Interface dataset entries ->
--*--

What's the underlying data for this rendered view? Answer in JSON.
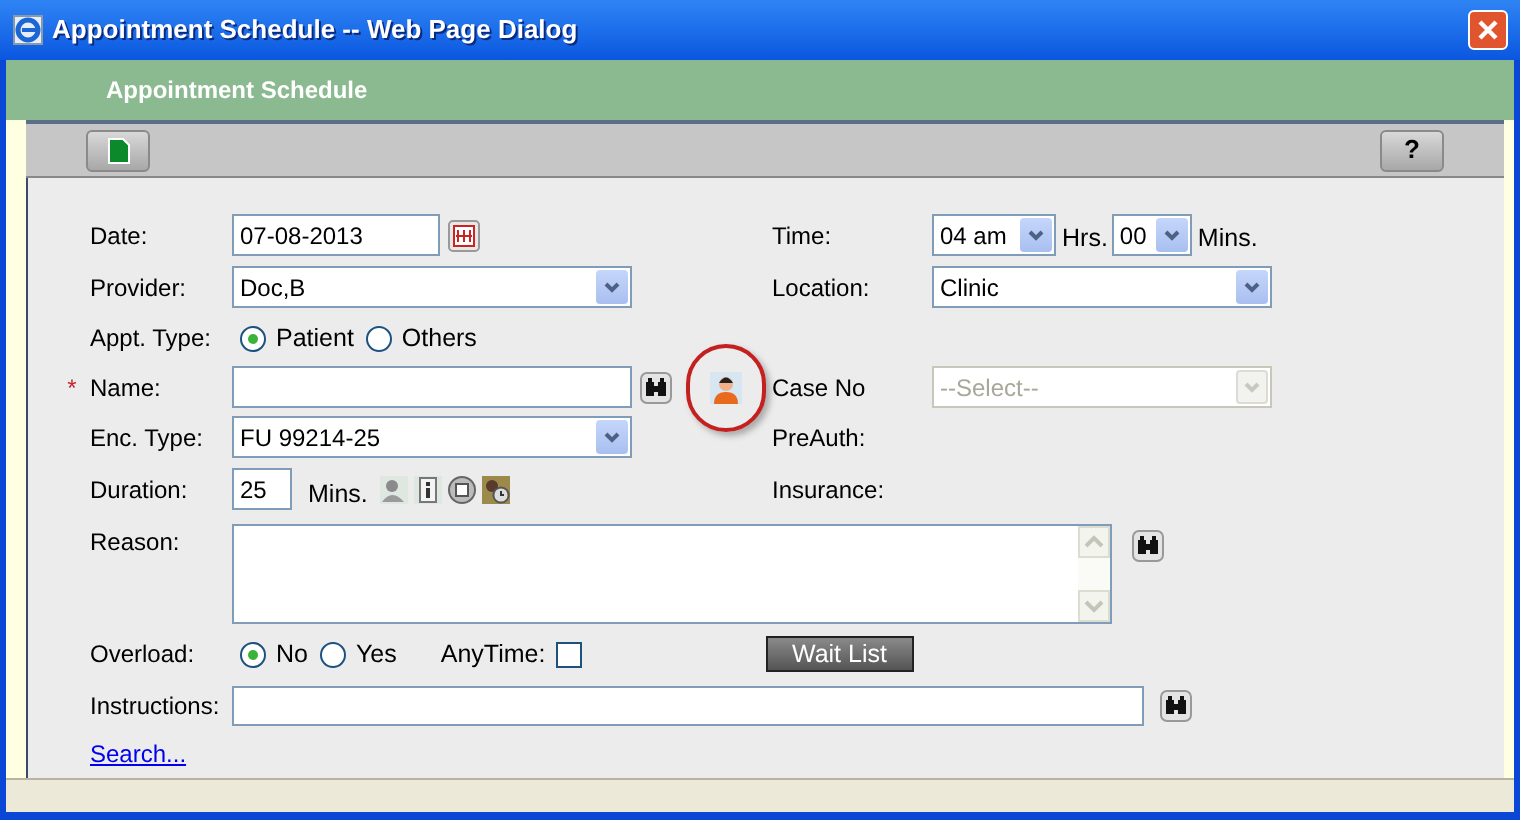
{
  "window": {
    "title": "Appointment Schedule -- Web Page Dialog"
  },
  "header": {
    "title": "Appointment Schedule"
  },
  "toolbar": {
    "buttons": [
      {
        "kind": "new"
      },
      {
        "kind": "help",
        "label": "?"
      }
    ]
  },
  "date": {
    "label": "Date:",
    "value": "07-08-2013"
  },
  "time": {
    "label": "Time:",
    "hours": "04 am",
    "hours_unit": "Hrs.",
    "minutes": "00",
    "minutes_unit": "Mins."
  },
  "provider": {
    "label": "Provider:",
    "value": "Doc,B"
  },
  "location": {
    "label": "Location:",
    "value": "Clinic"
  },
  "appt_type": {
    "label": "Appt. Type:",
    "options": [
      {
        "label": "Patient",
        "selected": true
      },
      {
        "label": "Others",
        "selected": false
      }
    ]
  },
  "name": {
    "label": "Name:",
    "required_mark": "*"
  },
  "case_no": {
    "label": "Case No",
    "placeholder": "--Select--",
    "disabled": true
  },
  "enc_type": {
    "label": "Enc. Type:",
    "value": "FU 99214-25"
  },
  "preauth": {
    "label": "PreAuth:"
  },
  "duration": {
    "label": "Duration:",
    "value": "25",
    "unit": "Mins."
  },
  "insurance": {
    "label": "Insurance:"
  },
  "reason": {
    "label": "Reason:"
  },
  "overload": {
    "label": "Overload:",
    "options": [
      {
        "label": "No",
        "selected": true
      },
      {
        "label": "Yes",
        "selected": false
      }
    ]
  },
  "anytime": {
    "label": "AnyTime:",
    "checked": false
  },
  "wait_list_button": {
    "label": "Wait List"
  },
  "instructions": {
    "label": "Instructions:"
  },
  "search_link": {
    "label": "Search..."
  }
}
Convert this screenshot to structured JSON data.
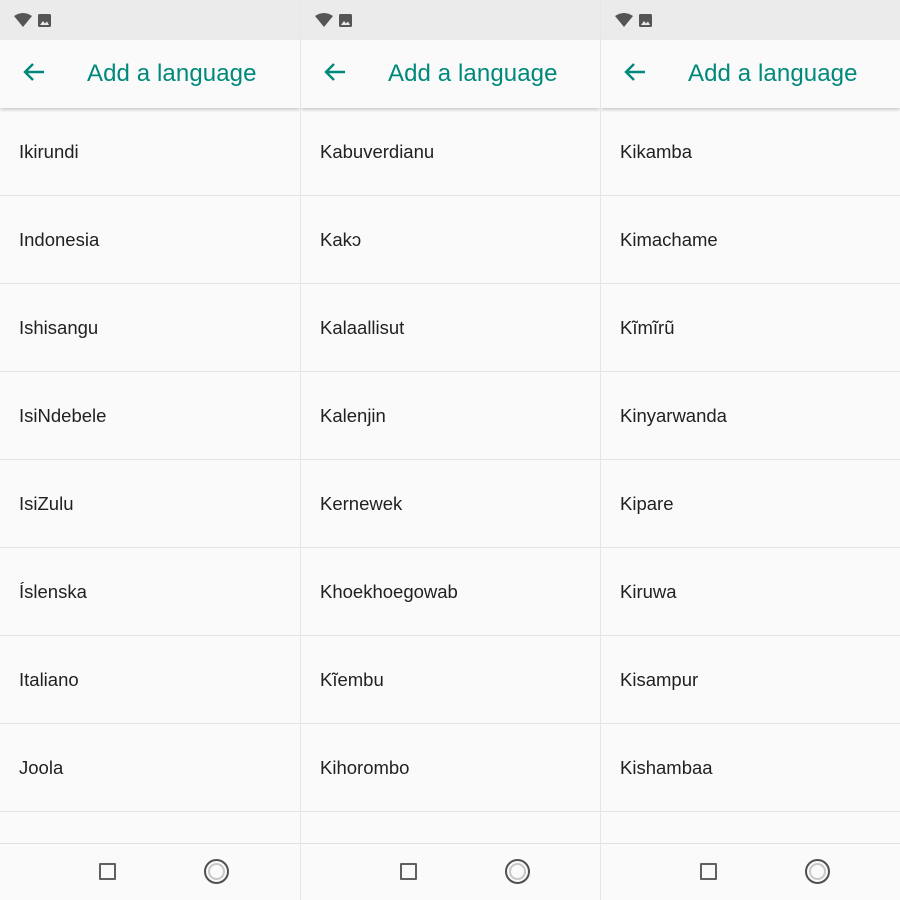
{
  "accent_color": "#00897b",
  "icons": {
    "status": [
      "wifi-icon",
      "image-icon"
    ],
    "back": "arrow-left-icon",
    "recents": "square-icon",
    "home": "circle-icon"
  },
  "panels": [
    {
      "title": "Add a language",
      "items": [
        "Ikirundi",
        "Indonesia",
        "Ishisangu",
        "IsiNdebele",
        "IsiZulu",
        "Íslenska",
        "Italiano",
        "Joola"
      ]
    },
    {
      "title": "Add a language",
      "items": [
        "Kabuverdianu",
        "Kakɔ",
        "Kalaallisut",
        "Kalenjin",
        "Kernewek",
        "Khoekhoegowab",
        "Kĩembu",
        "Kihorombo"
      ]
    },
    {
      "title": "Add a language",
      "items": [
        "Kikamba",
        "Kimachame",
        "Kĩmĩrũ",
        "Kinyarwanda",
        "Kipare",
        "Kiruwa",
        "Kisampur",
        "Kishambaa"
      ]
    }
  ]
}
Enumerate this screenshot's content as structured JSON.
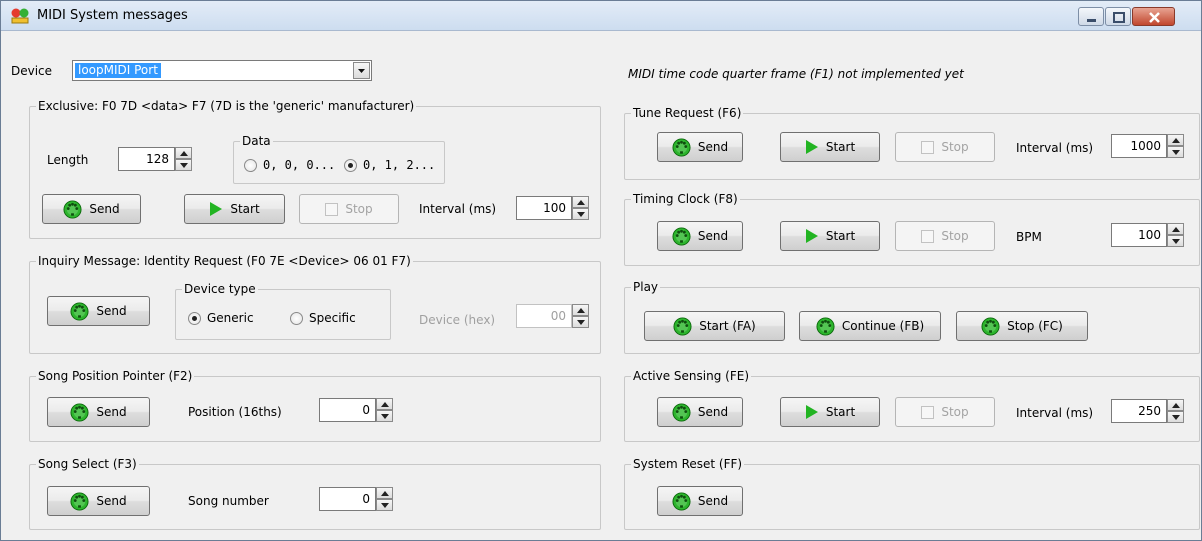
{
  "window": {
    "title": "MIDI System messages"
  },
  "device": {
    "label": "Device",
    "value": "loopMIDI Port"
  },
  "f1_note": "MIDI time code quarter frame (F1) not implemented yet",
  "exclusive": {
    "title": "Exclusive: F0 7D <data> F7 (7D is the 'generic' manufacturer)",
    "length_label": "Length",
    "length_value": "128",
    "data_group": "Data",
    "data_options": [
      "0, 0, 0...",
      "0, 1, 2..."
    ],
    "data_selected": "0, 1, 2...",
    "send": "Send",
    "start": "Start",
    "stop": "Stop",
    "interval_label": "Interval (ms)",
    "interval_value": "100"
  },
  "inquiry": {
    "title": "Inquiry Message: Identity Request (F0 7E <Device> 06 01 F7)",
    "send": "Send",
    "device_type_group": "Device type",
    "device_type_options": [
      "Generic",
      "Specific"
    ],
    "device_type_selected": "Generic",
    "device_hex_label": "Device (hex)",
    "device_hex_value": "00"
  },
  "song_position": {
    "title": "Song Position Pointer (F2)",
    "send": "Send",
    "position_label": "Position (16ths)",
    "position_value": "0"
  },
  "song_select": {
    "title": "Song Select (F3)",
    "send": "Send",
    "number_label": "Song number",
    "number_value": "0"
  },
  "tune_request": {
    "title": "Tune Request (F6)",
    "send": "Send",
    "start": "Start",
    "stop": "Stop",
    "interval_label": "Interval (ms)",
    "interval_value": "1000"
  },
  "timing_clock": {
    "title": "Timing Clock (F8)",
    "send": "Send",
    "start": "Start",
    "stop": "Stop",
    "bpm_label": "BPM",
    "bpm_value": "100"
  },
  "play": {
    "title": "Play",
    "start": "Start (FA)",
    "continue": "Continue (FB)",
    "stop": "Stop (FC)"
  },
  "active_sensing": {
    "title": "Active Sensing (FE)",
    "send": "Send",
    "start": "Start",
    "stop": "Stop",
    "interval_label": "Interval (ms)",
    "interval_value": "250"
  },
  "system_reset": {
    "title": "System Reset (FF)",
    "send": "Send"
  },
  "icons": {
    "app": "midi-app-icon",
    "midi_connector": "midi-din-icon",
    "play": "play-triangle-icon",
    "stop_check": "checkbox-icon"
  },
  "colors": {
    "midi_green": "#2db52d",
    "play_green": "#22b422",
    "titlebar": "#d6e3f3",
    "close_red": "#c8503a",
    "selection": "#3399ff"
  }
}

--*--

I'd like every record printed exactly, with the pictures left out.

REPLY TO THE EXERCISE ->
What's the underlying data for this rendered view? Answer in JSON.
{
  "window": {
    "title": "Appointment Schedule -- Web Page Dialog"
  },
  "header": {
    "title": "Appointment Schedule"
  },
  "toolbar": {
    "buttons": [
      {
        "kind": "new"
      },
      {
        "kind": "help",
        "label": "?"
      }
    ]
  },
  "date": {
    "label": "Date:",
    "value": "07-08-2013"
  },
  "time": {
    "label": "Time:",
    "hours": "04 am",
    "hours_unit": "Hrs.",
    "minutes": "00",
    "minutes_unit": "Mins."
  },
  "provider": {
    "label": "Provider:",
    "value": "Doc,B"
  },
  "location": {
    "label": "Location:",
    "value": "Clinic"
  },
  "appt_type": {
    "label": "Appt. Type:",
    "options": [
      {
        "label": "Patient",
        "selected": true
      },
      {
        "label": "Others",
        "selected": false
      }
    ]
  },
  "name": {
    "label": "Name:",
    "required_mark": "*"
  },
  "case_no": {
    "label": "Case No",
    "placeholder": "--Select--",
    "disabled": true
  },
  "enc_type": {
    "label": "Enc. Type:",
    "value": "FU 99214-25"
  },
  "preauth": {
    "label": "PreAuth:"
  },
  "duration": {
    "label": "Duration:",
    "value": "25",
    "unit": "Mins."
  },
  "insurance": {
    "label": "Insurance:"
  },
  "reason": {
    "label": "Reason:"
  },
  "overload": {
    "label": "Overload:",
    "options": [
      {
        "label": "No",
        "selected": true
      },
      {
        "label": "Yes",
        "selected": false
      }
    ]
  },
  "anytime": {
    "label": "AnyTime:",
    "checked": false
  },
  "wait_list_button": {
    "label": "Wait List"
  },
  "instructions": {
    "label": "Instructions:"
  },
  "search_link": {
    "label": "Search..."
  }
}
Convert this screenshot to structured JSON data.
{
  "accent_color": "#00897b",
  "icons": {
    "status": [
      "wifi-icon",
      "image-icon"
    ],
    "back": "arrow-left-icon",
    "recents": "square-icon",
    "home": "circle-icon"
  },
  "panels": [
    {
      "title": "Add a language",
      "items": [
        "Ikirundi",
        "Indonesia",
        "Ishisangu",
        "IsiNdebele",
        "IsiZulu",
        "Íslenska",
        "Italiano",
        "Joola"
      ]
    },
    {
      "title": "Add a language",
      "items": [
        "Kabuverdianu",
        "Kakɔ",
        "Kalaallisut",
        "Kalenjin",
        "Kernewek",
        "Khoekhoegowab",
        "Kĩembu",
        "Kihorombo"
      ]
    },
    {
      "title": "Add a language",
      "items": [
        "Kikamba",
        "Kimachame",
        "Kĩmĩrũ",
        "Kinyarwanda",
        "Kipare",
        "Kiruwa",
        "Kisampur",
        "Kishambaa"
      ]
    }
  ]
}
Enumerate this screenshot's content as structured JSON.
{
  "window": {
    "title": "MIDI System messages"
  },
  "device": {
    "label": "Device",
    "value": "loopMIDI Port"
  },
  "f1_note": "MIDI time code quarter frame (F1) not implemented yet",
  "exclusive": {
    "title": "Exclusive: F0 7D <data> F7 (7D is the 'generic' manufacturer)",
    "length_label": "Length",
    "length_value": "128",
    "data_group": "Data",
    "data_options": [
      "0, 0, 0...",
      "0, 1, 2..."
    ],
    "data_selected": "0, 1, 2...",
    "send": "Send",
    "start": "Start",
    "stop": "Stop",
    "interval_label": "Interval (ms)",
    "interval_value": "100"
  },
  "inquiry": {
    "title": "Inquiry Message: Identity Request (F0 7E <Device> 06 01 F7)",
    "send": "Send",
    "device_type_group": "Device type",
    "device_type_options": [
      "Generic",
      "Specific"
    ],
    "device_type_selected": "Generic",
    "device_hex_label": "Device (hex)",
    "device_hex_value": "00"
  },
  "song_position": {
    "title": "Song Position Pointer (F2)",
    "send": "Send",
    "position_label": "Position (16ths)",
    "position_value": "0"
  },
  "song_select": {
    "title": "Song Select (F3)",
    "send": "Send",
    "number_label": "Song number",
    "number_value": "0"
  },
  "tune_request": {
    "title": "Tune Request (F6)",
    "send": "Send",
    "start": "Start",
    "stop": "Stop",
    "interval_label": "Interval (ms)",
    "interval_value": "1000"
  },
  "timing_clock": {
    "title": "Timing Clock (F8)",
    "send": "Send",
    "start": "Start",
    "stop": "Stop",
    "bpm_label": "BPM",
    "bpm_value": "100"
  },
  "play": {
    "title": "Play",
    "start": "Start (FA)",
    "continue": "Continue (FB)",
    "stop": "Stop (FC)"
  },
  "active_sensing": {
    "title": "Active Sensing (FE)",
    "send": "Send",
    "start": "Start",
    "stop": "Stop",
    "interval_label": "Interval (ms)",
    "interval_value": "250"
  },
  "system_reset": {
    "title": "System Reset (FF)",
    "send": "Send"
  },
  "icons": {
    "app": "midi-app-icon",
    "midi_connector": "midi-din-icon",
    "play": "play-triangle-icon",
    "stop_check": "checkbox-icon"
  },
  "colors": {
    "midi_green": "#2db52d",
    "play_green": "#22b422",
    "titlebar": "#d6e3f3",
    "close_red": "#c8503a",
    "selection": "#3399ff"
  }
}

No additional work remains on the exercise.